• _Data for review_:
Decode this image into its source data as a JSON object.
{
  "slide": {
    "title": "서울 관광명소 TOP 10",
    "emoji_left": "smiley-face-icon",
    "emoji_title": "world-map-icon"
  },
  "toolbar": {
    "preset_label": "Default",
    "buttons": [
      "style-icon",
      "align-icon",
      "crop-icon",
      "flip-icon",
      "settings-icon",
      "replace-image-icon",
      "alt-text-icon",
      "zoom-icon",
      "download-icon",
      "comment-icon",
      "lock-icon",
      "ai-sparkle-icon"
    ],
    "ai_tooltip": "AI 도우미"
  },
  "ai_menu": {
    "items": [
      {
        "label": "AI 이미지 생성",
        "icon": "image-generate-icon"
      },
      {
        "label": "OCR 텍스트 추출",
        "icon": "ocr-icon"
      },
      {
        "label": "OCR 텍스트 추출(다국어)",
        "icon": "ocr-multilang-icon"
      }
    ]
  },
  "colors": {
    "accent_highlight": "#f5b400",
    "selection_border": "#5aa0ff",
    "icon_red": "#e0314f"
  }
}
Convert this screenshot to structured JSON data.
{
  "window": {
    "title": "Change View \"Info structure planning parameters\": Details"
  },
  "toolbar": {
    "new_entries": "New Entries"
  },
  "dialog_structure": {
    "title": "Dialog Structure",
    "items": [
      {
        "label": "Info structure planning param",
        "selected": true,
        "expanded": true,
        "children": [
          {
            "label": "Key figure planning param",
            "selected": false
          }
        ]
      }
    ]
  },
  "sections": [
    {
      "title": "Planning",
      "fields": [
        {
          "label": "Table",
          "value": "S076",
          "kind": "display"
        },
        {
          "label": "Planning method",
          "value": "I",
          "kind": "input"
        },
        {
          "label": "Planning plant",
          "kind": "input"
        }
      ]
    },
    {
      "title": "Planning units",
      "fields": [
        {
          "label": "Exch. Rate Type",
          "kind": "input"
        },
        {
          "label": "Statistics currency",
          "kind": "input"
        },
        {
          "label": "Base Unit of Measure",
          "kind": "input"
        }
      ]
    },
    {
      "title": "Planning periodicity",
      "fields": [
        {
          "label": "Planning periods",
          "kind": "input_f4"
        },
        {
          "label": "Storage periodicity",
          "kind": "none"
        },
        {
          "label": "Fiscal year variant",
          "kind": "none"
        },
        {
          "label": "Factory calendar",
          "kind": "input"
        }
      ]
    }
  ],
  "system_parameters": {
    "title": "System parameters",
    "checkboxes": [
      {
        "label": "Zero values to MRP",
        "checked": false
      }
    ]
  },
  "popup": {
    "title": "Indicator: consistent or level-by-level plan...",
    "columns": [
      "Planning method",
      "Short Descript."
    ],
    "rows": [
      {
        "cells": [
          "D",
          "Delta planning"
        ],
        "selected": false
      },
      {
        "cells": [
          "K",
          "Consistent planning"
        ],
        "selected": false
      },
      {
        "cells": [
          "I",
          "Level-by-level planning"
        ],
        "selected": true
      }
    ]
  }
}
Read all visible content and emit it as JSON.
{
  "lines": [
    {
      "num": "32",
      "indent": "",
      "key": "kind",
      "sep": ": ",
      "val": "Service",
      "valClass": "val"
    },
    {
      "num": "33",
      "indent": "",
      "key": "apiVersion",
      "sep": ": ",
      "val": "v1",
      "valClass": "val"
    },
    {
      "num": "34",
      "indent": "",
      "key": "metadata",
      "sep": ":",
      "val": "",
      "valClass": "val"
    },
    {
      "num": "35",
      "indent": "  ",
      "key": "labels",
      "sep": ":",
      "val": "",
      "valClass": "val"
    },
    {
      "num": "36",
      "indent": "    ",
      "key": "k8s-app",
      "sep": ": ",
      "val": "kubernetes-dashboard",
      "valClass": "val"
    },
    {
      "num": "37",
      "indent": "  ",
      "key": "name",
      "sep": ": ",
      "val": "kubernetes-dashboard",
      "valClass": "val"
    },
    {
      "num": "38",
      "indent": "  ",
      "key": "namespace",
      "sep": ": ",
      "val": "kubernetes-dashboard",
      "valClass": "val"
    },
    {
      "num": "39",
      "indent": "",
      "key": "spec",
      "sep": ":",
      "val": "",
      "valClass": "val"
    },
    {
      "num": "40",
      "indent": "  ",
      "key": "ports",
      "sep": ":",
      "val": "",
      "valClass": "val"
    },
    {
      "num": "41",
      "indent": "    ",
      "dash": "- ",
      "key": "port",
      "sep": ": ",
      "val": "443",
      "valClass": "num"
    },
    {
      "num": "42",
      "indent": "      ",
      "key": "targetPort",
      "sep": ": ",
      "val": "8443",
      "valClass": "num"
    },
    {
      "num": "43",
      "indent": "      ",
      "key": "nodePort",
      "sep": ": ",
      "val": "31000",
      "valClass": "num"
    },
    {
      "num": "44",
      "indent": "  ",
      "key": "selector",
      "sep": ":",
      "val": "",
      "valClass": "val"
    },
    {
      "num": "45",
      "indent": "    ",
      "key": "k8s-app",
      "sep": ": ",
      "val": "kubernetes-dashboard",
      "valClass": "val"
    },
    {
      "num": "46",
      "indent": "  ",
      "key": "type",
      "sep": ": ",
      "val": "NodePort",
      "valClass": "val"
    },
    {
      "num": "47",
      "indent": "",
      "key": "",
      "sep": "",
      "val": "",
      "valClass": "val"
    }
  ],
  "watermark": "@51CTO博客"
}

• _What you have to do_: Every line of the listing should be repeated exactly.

• _Answer area_:
Decode this image into its source data as a JSON object.
{
  "slide": {
    "title": "서울 관광명소 TOP 10",
    "emoji_left": "smiley-face-icon",
    "emoji_title": "world-map-icon"
  },
  "toolbar": {
    "preset_label": "Default",
    "buttons": [
      "style-icon",
      "align-icon",
      "crop-icon",
      "flip-icon",
      "settings-icon",
      "replace-image-icon",
      "alt-text-icon",
      "zoom-icon",
      "download-icon",
      "comment-icon",
      "lock-icon",
      "ai-sparkle-icon"
    ],
    "ai_tooltip": "AI 도우미"
  },
  "ai_menu": {
    "items": [
      {
        "label": "AI 이미지 생성",
        "icon": "image-generate-icon"
      },
      {
        "label": "OCR 텍스트 추출",
        "icon": "ocr-icon"
      },
      {
        "label": "OCR 텍스트 추출(다국어)",
        "icon": "ocr-multilang-icon"
      }
    ]
  },
  "colors": {
    "accent_highlight": "#f5b400",
    "selection_border": "#5aa0ff",
    "icon_red": "#e0314f"
  }
}
Convert this screenshot to structured JSON data.
{
  "window": {
    "title": "Change View \"Info structure planning parameters\": Details"
  },
  "toolbar": {
    "new_entries": "New Entries"
  },
  "dialog_structure": {
    "title": "Dialog Structure",
    "items": [
      {
        "label": "Info structure planning param",
        "selected": true,
        "expanded": true,
        "children": [
          {
            "label": "Key figure planning param",
            "selected": false
          }
        ]
      }
    ]
  },
  "sections": [
    {
      "title": "Planning",
      "fields": [
        {
          "label": "Table",
          "value": "S076",
          "kind": "display"
        },
        {
          "label": "Planning method",
          "value": "I",
          "kind": "input"
        },
        {
          "label": "Planning plant",
          "kind": "input"
        }
      ]
    },
    {
      "title": "Planning units",
      "fields": [
        {
          "label": "Exch. Rate Type",
          "kind": "input"
        },
        {
          "label": "Statistics currency",
          "kind": "input"
        },
        {
          "label": "Base Unit of Measure",
          "kind": "input"
        }
      ]
    },
    {
      "title": "Planning periodicity",
      "fields": [
        {
          "label": "Planning periods",
          "kind": "input_f4"
        },
        {
          "label": "Storage periodicity",
          "kind": "none"
        },
        {
          "label": "Fiscal year variant",
          "kind": "none"
        },
        {
          "label": "Factory calendar",
          "kind": "input"
        }
      ]
    }
  ],
  "system_parameters": {
    "title": "System parameters",
    "checkboxes": [
      {
        "label": "Zero values to MRP",
        "checked": false
      }
    ]
  },
  "popup": {
    "title": "Indicator: consistent or level-by-level plan...",
    "columns": [
      "Planning method",
      "Short Descript."
    ],
    "rows": [
      {
        "cells": [
          "D",
          "Delta planning"
        ],
        "selected": false
      },
      {
        "cells": [
          "K",
          "Consistent planning"
        ],
        "selected": false
      },
      {
        "cells": [
          "I",
          "Level-by-level planning"
        ],
        "selected": true
      }
    ]
  }
}
Read all visible content and emit it as JSON.
{
  "lines": [
    {
      "num": "32",
      "indent": "",
      "key": "kind",
      "sep": ": ",
      "val": "Service",
      "valClass": "val"
    },
    {
      "num": "33",
      "indent": "",
      "key": "apiVersion",
      "sep": ": ",
      "val": "v1",
      "valClass": "val"
    },
    {
      "num": "34",
      "indent": "",
      "key": "metadata",
      "sep": ":",
      "val": "",
      "valClass": "val"
    },
    {
      "num": "35",
      "indent": "  ",
      "key": "labels",
      "sep": ":",
      "val": "",
      "valClass": "val"
    },
    {
      "num": "36",
      "indent": "    ",
      "key": "k8s-app",
      "sep": ": ",
      "val": "kubernetes-dashboard",
      "valClass": "val"
    },
    {
      "num": "37",
      "indent": "  ",
      "key": "name",
      "sep": ": ",
      "val": "kubernetes-dashboard",
      "valClass": "val"
    },
    {
      "num": "38",
      "indent": "  ",
      "key": "namespace",
      "sep": ": ",
      "val": "kubernetes-dashboard",
      "valClass": "val"
    },
    {
      "num": "39",
      "indent": "",
      "key": "spec",
      "sep": ":",
      "val": "",
      "valClass": "val"
    },
    {
      "num": "40",
      "indent": "  ",
      "key": "ports",
      "sep": ":",
      "val": "",
      "valClass": "val"
    },
    {
      "num": "41",
      "indent": "    ",
      "dash": "- ",
      "key": "port",
      "sep": ": ",
      "val": "443",
      "valClass": "num"
    },
    {
      "num": "42",
      "indent": "      ",
      "key": "targetPort",
      "sep": ": ",
      "val": "8443",
      "valClass": "num"
    },
    {
      "num": "43",
      "indent": "      ",
      "key": "nodePort",
      "sep": ": ",
      "val": "31000",
      "valClass": "num"
    },
    {
      "num": "44",
      "indent": "  ",
      "key": "selector",
      "sep": ":",
      "val": "",
      "valClass": "val"
    },
    {
      "num": "45",
      "indent": "    ",
      "key": "k8s-app",
      "sep": ": ",
      "val": "kubernetes-dashboard",
      "valClass": "val"
    },
    {
      "num": "46",
      "indent": "  ",
      "key": "type",
      "sep": ": ",
      "val": "NodePort",
      "valClass": "val"
    },
    {
      "num": "47",
      "indent": "",
      "key": "",
      "sep": "",
      "val": "",
      "valClass": "val"
    }
  ],
  "watermark": "@51CTO博客"
}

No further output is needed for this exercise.